Plan B was to move to Victoria (the bigger island) and that’s it. That was the extent of our plan. I mentioned stubborn right? I was born here and we have family here, I hated this place when we left it nearly 10 years ago but things have changed and it feels like there is some vital energy here that never was before. The boomers in charge have either retired (or died) and this little city-let feels more progressive, and I feel more positive about this working out. Once we decided to stay here things started falling into place again and I don’t think that was by accident. I’m a firm believer in cosmic juju and I know now that we’re meant to be here, at least for now. London isn’t going anywhere and we’ll continue to commute as needed.

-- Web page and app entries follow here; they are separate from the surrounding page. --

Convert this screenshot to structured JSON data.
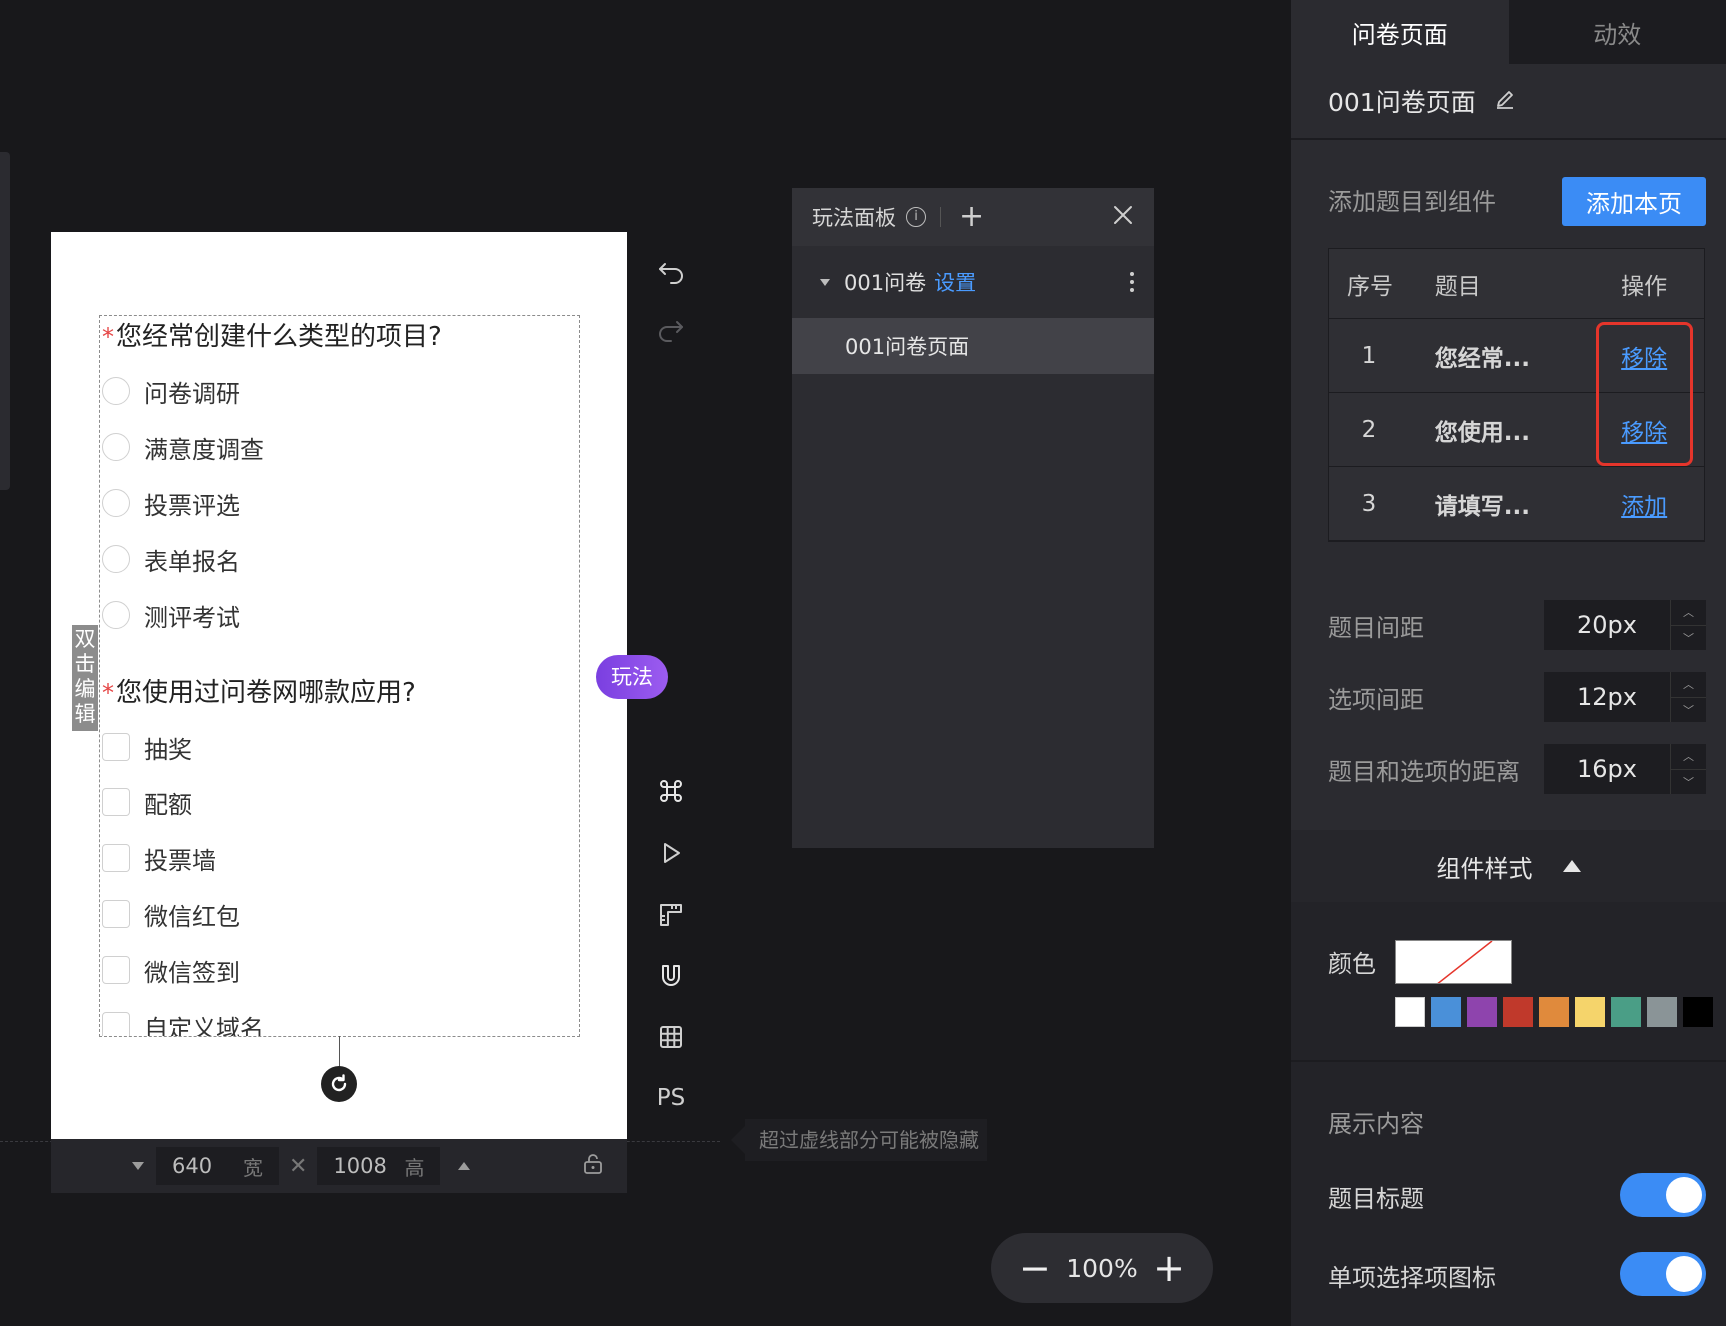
{
  "canvas": {
    "edit_hint": "双击编辑",
    "play_badge": "玩法",
    "width_value": "640",
    "width_unit": "宽",
    "height_value": "1008",
    "height_unit": "高",
    "hidden_hint": "超过虚线部分可能被隐藏",
    "tools_ps": "PS"
  },
  "questions": [
    {
      "required_mark": "*",
      "title": "您经常创建什么类型的项目?",
      "type": "radio",
      "options": [
        "问卷调研",
        "满意度调查",
        "投票评选",
        "表单报名",
        "测评考试"
      ]
    },
    {
      "required_mark": "*",
      "title": "您使用过问卷网哪款应用?",
      "type": "checkbox",
      "options": [
        "抽奖",
        "配额",
        "投票墙",
        "微信红包",
        "微信签到",
        "自定义域名"
      ]
    }
  ],
  "play_panel": {
    "title": "玩法面板",
    "tree_item": "001问卷",
    "tree_link": "设置",
    "page_item": "001问卷页面"
  },
  "zoom": {
    "minus": "−",
    "value": "100%",
    "plus": "+"
  },
  "right_panel": {
    "tabs": [
      "问卷页面",
      "动效"
    ],
    "page_name": "001问卷页面",
    "add_label": "添加题目到组件",
    "add_button": "添加本页",
    "table": {
      "headers": [
        "序号",
        "题目",
        "操作"
      ],
      "rows": [
        {
          "no": "1",
          "title": "您经常...",
          "action": "移除"
        },
        {
          "no": "2",
          "title": "您使用...",
          "action": "移除"
        },
        {
          "no": "3",
          "title": "请填写...",
          "action": "添加"
        }
      ]
    },
    "spacing": [
      {
        "label": "题目间距",
        "value": "20px"
      },
      {
        "label": "选项间距",
        "value": "12px"
      },
      {
        "label": "题目和选项的距离",
        "value": "16px"
      }
    ],
    "style_section": "组件样式",
    "color_label": "颜色",
    "palette": [
      "#ffffff",
      "#4a90d9",
      "#8e44ad",
      "#c0392b",
      "#e08a3c",
      "#f5d46b",
      "#4a9e86",
      "#8a9497",
      "#000000"
    ],
    "display_section": "展示内容",
    "toggles": [
      {
        "label": "题目标题",
        "on": true
      },
      {
        "label": "单项选择项图标",
        "on": true
      }
    ]
  }
}
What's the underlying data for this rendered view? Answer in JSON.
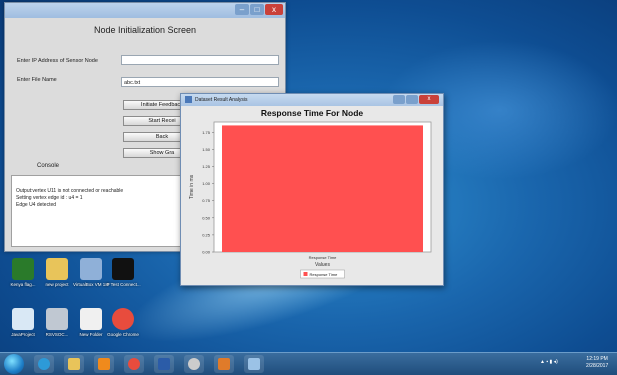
{
  "node_window": {
    "caption": {
      "minimize": "–",
      "maximize": "□",
      "close": "x"
    },
    "title": "Node Initialization Screen",
    "ip_label": "Enter IP Address of Sensor Node",
    "ip_value": "",
    "file_label": "Enter File Name",
    "file_value": "abc.txt",
    "buttons": [
      "Initiate Feedback",
      "Start Recei",
      "Back",
      "Show Gra"
    ],
    "console_label": "Console",
    "console_lines": [
      "Output:vertex U11 is not connected or reachable",
      "Setting vertex edge id : u4 = 1",
      "Edge U4 detected"
    ]
  },
  "dataset_window": {
    "title": "Dataset Result Analysis",
    "close": "x"
  },
  "chart_data": {
    "type": "bar",
    "title": "Response Time For Node",
    "xlabel": "Values",
    "ylabel": "Time in ms",
    "categories": [
      "Response Time"
    ],
    "series": [
      {
        "name": "Response Time",
        "values": [
          1.85
        ]
      }
    ],
    "ylim": [
      0,
      1.9
    ],
    "yticks": [
      "0.00",
      "0.25",
      "0.50",
      "0.75",
      "1.00",
      "1.25",
      "1.50",
      "1.75"
    ],
    "colors": {
      "bar": "#ff5050"
    },
    "legend": "bottom",
    "grid": false
  },
  "desktop_icons": [
    {
      "label": "Kenya flag...",
      "icon": "flag-icon",
      "color": "#2a7a2a"
    },
    {
      "label": "new project",
      "icon": "folder-icon",
      "color": "#e8c45a"
    },
    {
      "label": "VirtualBox VM 1.0",
      "icon": "virtualbox-icon",
      "color": "#8fb0d8"
    },
    {
      "label": "IP Test Connect...",
      "icon": "d-icon",
      "color": "#111111"
    },
    {
      "label": "JavaProject",
      "icon": "java-icon",
      "color": "#d9e8f5"
    },
    {
      "label": "RSVSOC...",
      "icon": "settings-icon",
      "color": "#c0c8d2"
    },
    {
      "label": "New Folder",
      "icon": "file-icon",
      "color": "#f0f0f0"
    },
    {
      "label": "Google Chrome",
      "icon": "chrome-icon",
      "color": "#e84c3d"
    }
  ],
  "taskbar": {
    "apps": [
      {
        "icon": "ie-icon",
        "color": "#2d9ad8"
      },
      {
        "icon": "folder-icon",
        "color": "#e8c45a"
      },
      {
        "icon": "media-player-icon",
        "color": "#f08a1c"
      },
      {
        "icon": "chrome-icon",
        "color": "#e84c3d"
      },
      {
        "icon": "word-icon",
        "color": "#2b5ca8"
      },
      {
        "icon": "circle-app-icon",
        "color": "#cccccc"
      },
      {
        "icon": "java-icon",
        "color": "#e07b2a"
      },
      {
        "icon": "paint-icon",
        "color": "#9bc2e6"
      }
    ],
    "time": "12:19 PM",
    "date": "2/28/2017"
  }
}
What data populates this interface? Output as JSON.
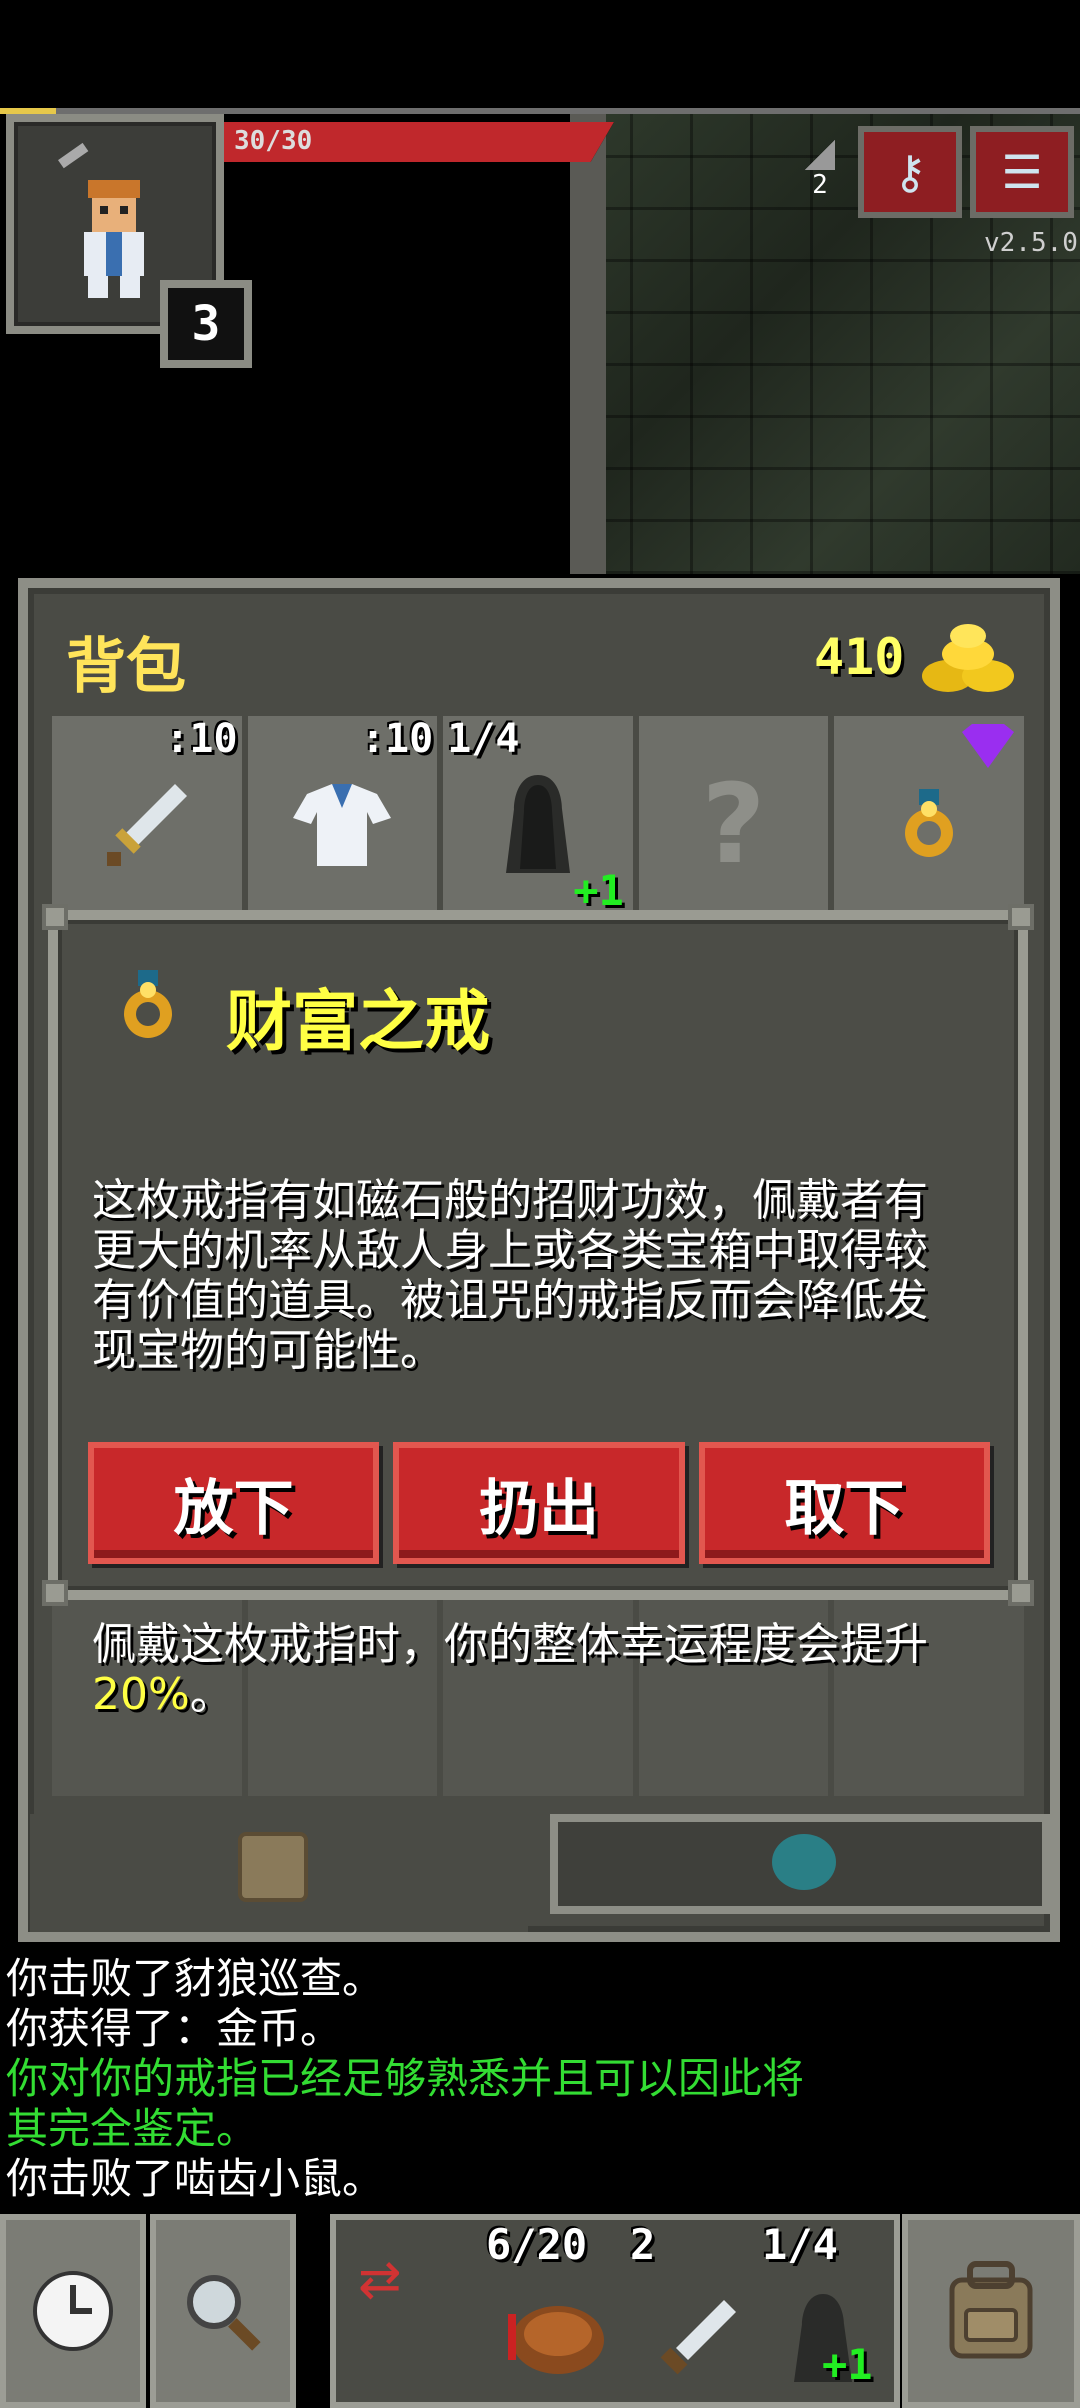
{
  "hud": {
    "hp_text": "30/30",
    "hp_fraction": 1.0,
    "level": "3",
    "depth": "2",
    "version": "v2.5.0",
    "journal_icon": "key-icon",
    "menu_icon": "menu-icon"
  },
  "backpack": {
    "title": "背包",
    "gold": "410",
    "slots": [
      {
        "count": ":10",
        "icon": "sword-icon",
        "glyph": "🗡"
      },
      {
        "count": ":10",
        "icon": "cloth-armor-icon",
        "glyph": "👕"
      },
      {
        "count": "1/4",
        "icon": "cloak-icon",
        "glyph": "",
        "plus": "+1"
      },
      {
        "count": "",
        "icon": "empty-slot-question-icon",
        "glyph": "?"
      },
      {
        "count": "",
        "icon": "ring-icon",
        "glyph": "💍"
      }
    ]
  },
  "item": {
    "name": "财富之戒",
    "description_1": "这枚戒指有如磁石般的招财功效，佩戴者有\n更大的机率从敌人身上或各类宝箱中取得较\n有价值的道具。被诅咒的戒指反而会降低发\n现宝物的可能性。",
    "description_2": "佩戴这枚戒指时，你的整体幸运程度会提升",
    "highlight": "20%",
    "end_punct": "。",
    "buttons": {
      "drop": "放下",
      "throw": "扔出",
      "unequip": "取下"
    }
  },
  "log": [
    {
      "text": "你击败了豺狼巡查。",
      "color": "#ffffff"
    },
    {
      "text": "你获得了：金币。",
      "color": "#ffffff"
    },
    {
      "text": "你对你的戒指已经足够熟悉并且可以因此将\n其完全鉴定。",
      "color": "#33dd33"
    },
    {
      "text": "你击败了啮齿小鼠。",
      "color": "#ffffff"
    }
  ],
  "toolbar": {
    "quickslot_food_count": "6/20",
    "quickslot_dagger_count": "2",
    "quickslot_cloak_count": "1/4",
    "quickslot_cloak_plus": "+1"
  },
  "colors": {
    "accent_yellow": "#ffff44",
    "button_red": "#c8282a",
    "log_green": "#33dd33",
    "panel": "#4a4b45"
  }
}
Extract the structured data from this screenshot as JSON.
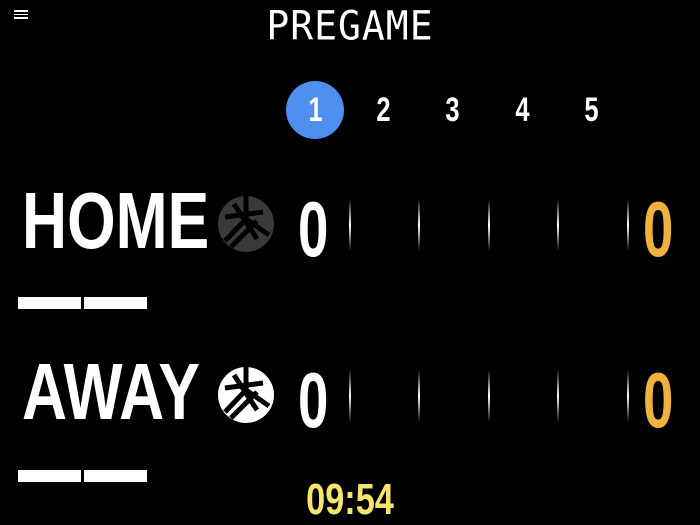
{
  "header": {
    "menu_icon": "hamburger-menu-icon",
    "status": "PREGAME"
  },
  "sets": [
    {
      "label": "1",
      "active": true
    },
    {
      "label": "2",
      "active": false
    },
    {
      "label": "3",
      "active": false
    },
    {
      "label": "4",
      "active": false
    },
    {
      "label": "5",
      "active": false
    }
  ],
  "teams": {
    "home": {
      "name": "HOME",
      "serve_icon": "volleyball-icon",
      "serving": false,
      "set_score": "0",
      "match_score": "0",
      "timeouts_remaining": 2
    },
    "away": {
      "name": "AWAY",
      "serve_icon": "volleyball-icon",
      "serving": true,
      "set_score": "0",
      "match_score": "0",
      "timeouts_remaining": 2
    }
  },
  "clock": "09:54",
  "colors": {
    "active_set": "#4f8ff0",
    "match_score": "#efb23c",
    "clock": "#f5e56a",
    "ball_inactive": "#3a3a3a",
    "ball_active": "#ffffff"
  }
}
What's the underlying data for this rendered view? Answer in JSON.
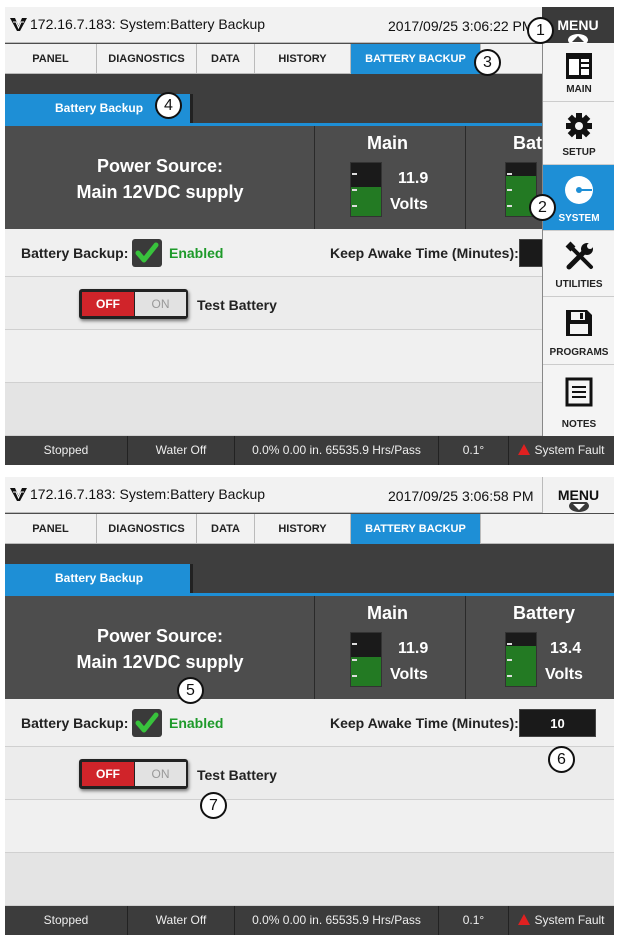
{
  "panel1": {
    "title": "172.16.7.183: System:Battery Backup",
    "datetime": "2017/09/25 3:06:22 PM",
    "menu_label": "MENU"
  },
  "panel2": {
    "title": "172.16.7.183: System:Battery Backup",
    "datetime": "2017/09/25 3:06:58 PM",
    "menu_label": "MENU"
  },
  "tabs": [
    "PANEL",
    "DIAGNOSTICS",
    "DATA",
    "HISTORY",
    "BATTERY BACKUP"
  ],
  "active_tab": "BATTERY BACKUP",
  "subtab_label": "Battery Backup",
  "power_source": {
    "line1": "Power Source:",
    "line2": "Main 12VDC supply"
  },
  "main": {
    "title": "Main",
    "value": "11.9",
    "unit": "Volts",
    "level": 0.55
  },
  "battery": {
    "title": "Battery",
    "value": "13.4",
    "unit": "Volts",
    "level": 0.75
  },
  "battery_backup": {
    "label": "Battery Backup:",
    "status": "Enabled",
    "checked": true
  },
  "keep_awake": {
    "label": "Keep Awake Time (Minutes):",
    "value": "10"
  },
  "test_battery": {
    "off_label": "OFF",
    "on_label": "ON",
    "label": "Test Battery"
  },
  "status_bar": {
    "state": "Stopped",
    "water": "Water Off",
    "readout": "0.0%  0.00 in.  65535.9 Hrs/Pass",
    "angle": "0.1°",
    "fault": "System Fault"
  },
  "side_menu": [
    {
      "label": "MAIN",
      "icon": "main-panel-icon"
    },
    {
      "label": "SETUP",
      "icon": "gear-icon"
    },
    {
      "label": "SYSTEM",
      "icon": "system-icon"
    },
    {
      "label": "UTILITIES",
      "icon": "tools-icon"
    },
    {
      "label": "PROGRAMS",
      "icon": "floppy-disk-icon"
    },
    {
      "label": "NOTES",
      "icon": "notes-icon"
    }
  ],
  "active_side_menu": "SYSTEM",
  "callouts": [
    "1",
    "2",
    "3",
    "4",
    "5",
    "6",
    "7"
  ],
  "colors": {
    "accent": "#1e8fd6",
    "enabled": "#1e9a2a",
    "off": "#d0242a",
    "fault": "#e02020"
  }
}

Make no mistake I am SUPER SAD, but it’s really ok. 

I’ve been coming out of a fog and trying to make sense of my place here and what I might like to do.  Of course, make art, but I’m building community and figuring things out. I have a very small studio in the basement of our house and I’ve just painted it and put my floor down. The fog is lifting. I’m thinking about everything that has happened and the big and obvious take away is to listen to your gut. My gut knows what’s up. I didn’t listen to my gut because I thought I was just giving up, letting fear and negativity take over and worse, not being brave. I like to be fearless, or rather be scared of things and do them anyway, and I like to be brave. Moving to London was being fearless and brave. It still will be when the time is right and we’re better prepared. For now we live in a beautiful neighbourhood, I walk my dog down to the beach and I carry lavender scented poop bags in a fancy little biodegradable tube that clips on to her leash. We are yuppie scum! 

I’ve opened up a can of worms about my vulnerability and started to write about that but that’s an entirely different post (or whatever this is.) It’s work. It’s not easy. I’m committed to doing it anyway because I believe that my work will only get stronger and then I can take over the world as is the Master Plan. So here I am. A Canadian living in Canada, doesn’t that sound exotic? I’m looking over my year compass and pivoting. I’m applying for shows that I had no intention of applying for, I’m applying for grants and I’m looking for a local gallery partnership while I boost up my website to focus on making my own sales too. I’m thinking about workshops, but right now the only workshop I can think of to teach is how to fail and keep going anyway. Har har. 

This beautiful painting Crazy Pavements No. 10 (aptly named, ehem) is in storage in London and I don’t know when I’ll get the chance to fix it but I’m convinced when I do that it will be better than it was and will just have another layer and a thicker skin, just like me.

Fuck me that was cathartic. If you read this whole thing, thank you. Honestly, I feel like I glossed over much of it. ;) 

 *Edited to add that I may be a broke artist for now but I don’t subscribe to the starving artist model, and I am confident I can make a comfortable living.*

*** Turns out this is a blog post cross posted to my email list, and instagram/facebook/twitter/pinterest.